Royal Canadian Mint’s new digital campaign is all fun and games

The Royal Canadian Mint is launching a campaign targeting kids with a slick interactive game, developed by its lead agency, Cossette Montreal, in collaboration with the Toronto digital production company Jam3 and the Toronto design and animation studio Tendril. The visually driven game—a scavenger hunt called “Heart of the Arctic“—is part of a bigger 360-degree […]

The Royal Canadian Mint is launching a campaign targeting kids with a slick interactive game, developed by its lead agency, Cossette Montreal, in collaboration with the Toronto digital production company Jam3 and the Toronto design and animation studio Tendril.

The visually driven game—a scavenger hunt called “Heart of the Arctic“—is part of a bigger 360-degree campaign to promote four 25-cent coins commemorating Canada’s first arctic expedition, which took place 100 years ago.

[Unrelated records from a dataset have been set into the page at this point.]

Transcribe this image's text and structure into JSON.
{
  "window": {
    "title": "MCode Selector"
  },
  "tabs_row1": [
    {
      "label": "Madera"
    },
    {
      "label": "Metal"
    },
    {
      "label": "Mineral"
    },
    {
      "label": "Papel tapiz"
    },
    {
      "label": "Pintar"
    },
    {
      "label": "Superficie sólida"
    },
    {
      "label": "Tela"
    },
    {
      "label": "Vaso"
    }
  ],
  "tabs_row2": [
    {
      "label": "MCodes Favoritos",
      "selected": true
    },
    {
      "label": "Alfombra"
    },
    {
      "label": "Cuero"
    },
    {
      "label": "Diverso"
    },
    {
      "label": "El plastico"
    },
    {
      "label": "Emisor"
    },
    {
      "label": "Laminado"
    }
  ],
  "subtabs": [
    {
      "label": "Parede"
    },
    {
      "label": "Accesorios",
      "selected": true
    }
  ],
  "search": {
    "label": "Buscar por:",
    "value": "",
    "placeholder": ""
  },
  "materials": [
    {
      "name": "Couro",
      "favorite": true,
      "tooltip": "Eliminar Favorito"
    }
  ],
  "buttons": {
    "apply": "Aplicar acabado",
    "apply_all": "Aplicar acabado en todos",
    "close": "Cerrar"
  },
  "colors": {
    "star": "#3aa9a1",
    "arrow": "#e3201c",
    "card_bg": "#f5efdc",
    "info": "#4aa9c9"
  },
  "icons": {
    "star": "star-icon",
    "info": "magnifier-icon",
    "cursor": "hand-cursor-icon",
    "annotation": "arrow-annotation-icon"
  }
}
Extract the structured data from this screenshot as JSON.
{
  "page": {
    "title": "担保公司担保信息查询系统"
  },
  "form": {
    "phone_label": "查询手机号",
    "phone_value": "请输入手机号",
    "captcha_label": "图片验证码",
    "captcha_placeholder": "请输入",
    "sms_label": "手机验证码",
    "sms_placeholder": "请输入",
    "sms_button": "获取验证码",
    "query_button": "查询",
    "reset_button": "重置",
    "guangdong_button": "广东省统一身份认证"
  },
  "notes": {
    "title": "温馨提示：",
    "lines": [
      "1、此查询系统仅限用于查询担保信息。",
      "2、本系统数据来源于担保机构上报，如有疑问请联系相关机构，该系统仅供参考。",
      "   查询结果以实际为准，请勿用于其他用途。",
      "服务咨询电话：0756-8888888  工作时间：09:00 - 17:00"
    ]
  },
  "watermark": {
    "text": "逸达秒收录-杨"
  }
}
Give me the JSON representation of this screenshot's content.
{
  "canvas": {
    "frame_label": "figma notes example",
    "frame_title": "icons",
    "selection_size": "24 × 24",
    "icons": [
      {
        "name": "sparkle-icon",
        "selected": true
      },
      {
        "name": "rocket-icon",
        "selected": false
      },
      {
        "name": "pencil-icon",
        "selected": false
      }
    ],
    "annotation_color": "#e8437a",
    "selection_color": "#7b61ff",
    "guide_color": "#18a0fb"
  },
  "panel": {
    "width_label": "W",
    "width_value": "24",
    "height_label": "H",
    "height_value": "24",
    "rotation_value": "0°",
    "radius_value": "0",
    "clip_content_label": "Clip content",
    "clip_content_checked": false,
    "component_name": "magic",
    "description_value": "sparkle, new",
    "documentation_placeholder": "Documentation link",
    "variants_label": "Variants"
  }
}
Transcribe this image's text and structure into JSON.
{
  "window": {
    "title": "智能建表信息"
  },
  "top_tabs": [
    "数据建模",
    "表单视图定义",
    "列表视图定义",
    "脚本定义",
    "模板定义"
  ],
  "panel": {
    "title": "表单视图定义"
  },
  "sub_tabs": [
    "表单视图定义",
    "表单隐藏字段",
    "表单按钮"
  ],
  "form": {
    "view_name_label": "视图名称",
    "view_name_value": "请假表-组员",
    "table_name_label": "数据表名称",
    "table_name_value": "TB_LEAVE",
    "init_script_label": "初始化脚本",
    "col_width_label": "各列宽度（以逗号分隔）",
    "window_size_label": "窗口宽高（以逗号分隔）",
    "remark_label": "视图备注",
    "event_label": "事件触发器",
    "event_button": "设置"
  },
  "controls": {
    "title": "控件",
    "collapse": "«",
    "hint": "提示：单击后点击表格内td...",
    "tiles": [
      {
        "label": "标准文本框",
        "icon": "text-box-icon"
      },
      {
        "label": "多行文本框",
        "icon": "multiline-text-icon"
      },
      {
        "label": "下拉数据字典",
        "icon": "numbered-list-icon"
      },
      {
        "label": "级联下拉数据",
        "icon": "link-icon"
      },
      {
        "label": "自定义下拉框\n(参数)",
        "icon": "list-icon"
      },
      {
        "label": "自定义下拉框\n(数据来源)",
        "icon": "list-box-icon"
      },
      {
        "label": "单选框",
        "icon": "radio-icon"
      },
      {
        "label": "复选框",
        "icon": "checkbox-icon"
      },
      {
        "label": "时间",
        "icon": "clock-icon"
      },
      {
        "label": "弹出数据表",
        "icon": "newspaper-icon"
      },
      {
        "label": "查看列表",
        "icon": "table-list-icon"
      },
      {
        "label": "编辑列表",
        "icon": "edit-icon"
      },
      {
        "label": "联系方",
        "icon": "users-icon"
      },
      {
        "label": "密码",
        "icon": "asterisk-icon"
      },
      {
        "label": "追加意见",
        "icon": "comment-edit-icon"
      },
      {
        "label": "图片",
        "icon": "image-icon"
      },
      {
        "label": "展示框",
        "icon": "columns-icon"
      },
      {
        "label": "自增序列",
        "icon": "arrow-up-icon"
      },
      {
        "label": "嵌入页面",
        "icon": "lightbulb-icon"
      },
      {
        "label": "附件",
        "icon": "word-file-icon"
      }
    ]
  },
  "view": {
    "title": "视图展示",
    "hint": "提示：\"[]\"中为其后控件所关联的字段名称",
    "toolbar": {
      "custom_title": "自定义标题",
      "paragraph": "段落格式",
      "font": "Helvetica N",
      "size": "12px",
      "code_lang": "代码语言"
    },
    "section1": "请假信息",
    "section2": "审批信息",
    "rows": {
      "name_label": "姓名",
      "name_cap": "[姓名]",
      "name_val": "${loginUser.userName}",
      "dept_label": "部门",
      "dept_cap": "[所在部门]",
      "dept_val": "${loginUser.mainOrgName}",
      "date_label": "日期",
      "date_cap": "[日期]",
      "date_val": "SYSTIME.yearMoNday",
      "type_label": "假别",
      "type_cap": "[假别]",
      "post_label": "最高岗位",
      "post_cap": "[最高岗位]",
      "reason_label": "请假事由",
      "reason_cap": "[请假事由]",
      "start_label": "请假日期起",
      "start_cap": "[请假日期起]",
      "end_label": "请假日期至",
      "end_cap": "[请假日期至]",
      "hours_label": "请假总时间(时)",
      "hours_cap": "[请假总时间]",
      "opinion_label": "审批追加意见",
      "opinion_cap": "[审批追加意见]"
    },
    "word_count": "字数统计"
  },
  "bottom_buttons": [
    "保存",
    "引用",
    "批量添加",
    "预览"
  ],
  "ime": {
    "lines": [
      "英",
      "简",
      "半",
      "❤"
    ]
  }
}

The website invites children to take on the role of an adventurer on a quest to find more than 50 objects in the far north, earn “explorer badges” and unlock lost coins.

The Mint’s goal was to inspire coin-collecting at a young age, but it also wanted to provide an educational element, so as the players click through, they learn facts about Canadian history or arctic wildlife.

It’s well known that gaming is one of the best ways to get children engaged and learning, said Cameron Wilson, interactive creative director at Cossette Montreal. The digital experience, which took about four months to design, is geared toward children 7 to 11.

The “expedition” theme is not only right for the historic occasion, but it also capitalizes on what kids already love to do, said Wilson. “We talked with a child psychologist and teacher, and what she said is that a part of children’s early development is linked to collecting,” said Wilson. “Kids do this naturally, so it was a perfect fit.”

The interactive game will be promoted through school programs (with downloadable activities for teachers on Mint.ca); print ads in Canadian Geographic Kids, National Geographic Kids and Kayak; TV spots (integrated into YTV’s The Zone, and used as capsules during Vrak TV); and the web (including banners on children’s sites).

Although this particular project was aimed at kids, Wilson predicts gameplay in general will become increasingly important for marketing across demographics.

Because the game industry now makes more money the Hollywood’s movie industry, “gaming is on the tip of everyone’s tongue,” Wilson said. “I think it’s incredibly powerful and necessary for people who want to market their stuff to get involved in gaming when it’s applicable and makes sense. Gaming is where things are going.”

Brands Articles

Telus showcases unlikely pairings in new Optik campaign

New 'You call the shots' campaign underscores the service's flexibility

Kraft Heinz Company names Canadian president

Kraft Canada president Tim Berman to retire

General Mills sets ambitious goal for greenhouse gas cuts

Food maker to invest more than $100 million in energy efficiency and clean energy

It’s been a Slyce for Toronto start-up

Mobile search company expands relationship with leading U.S. retailer

Watch This: Tim Hortons takes Dark Roast on the road

Tims gives consumers across the country the chance to try the #TimsDarkExperiment

On The Move: Changes at Top Drawer, Publicis, GMR

A weekly recap of who's headed where in Canadian marketing and communications

Sobeys makes first foray into South Asian grocery stores

Chalo FreshCo features assortment of rice, spices, lentils, snacks and produce

Goodyear retires its blimp

Cigar-shaped vessel to be replaced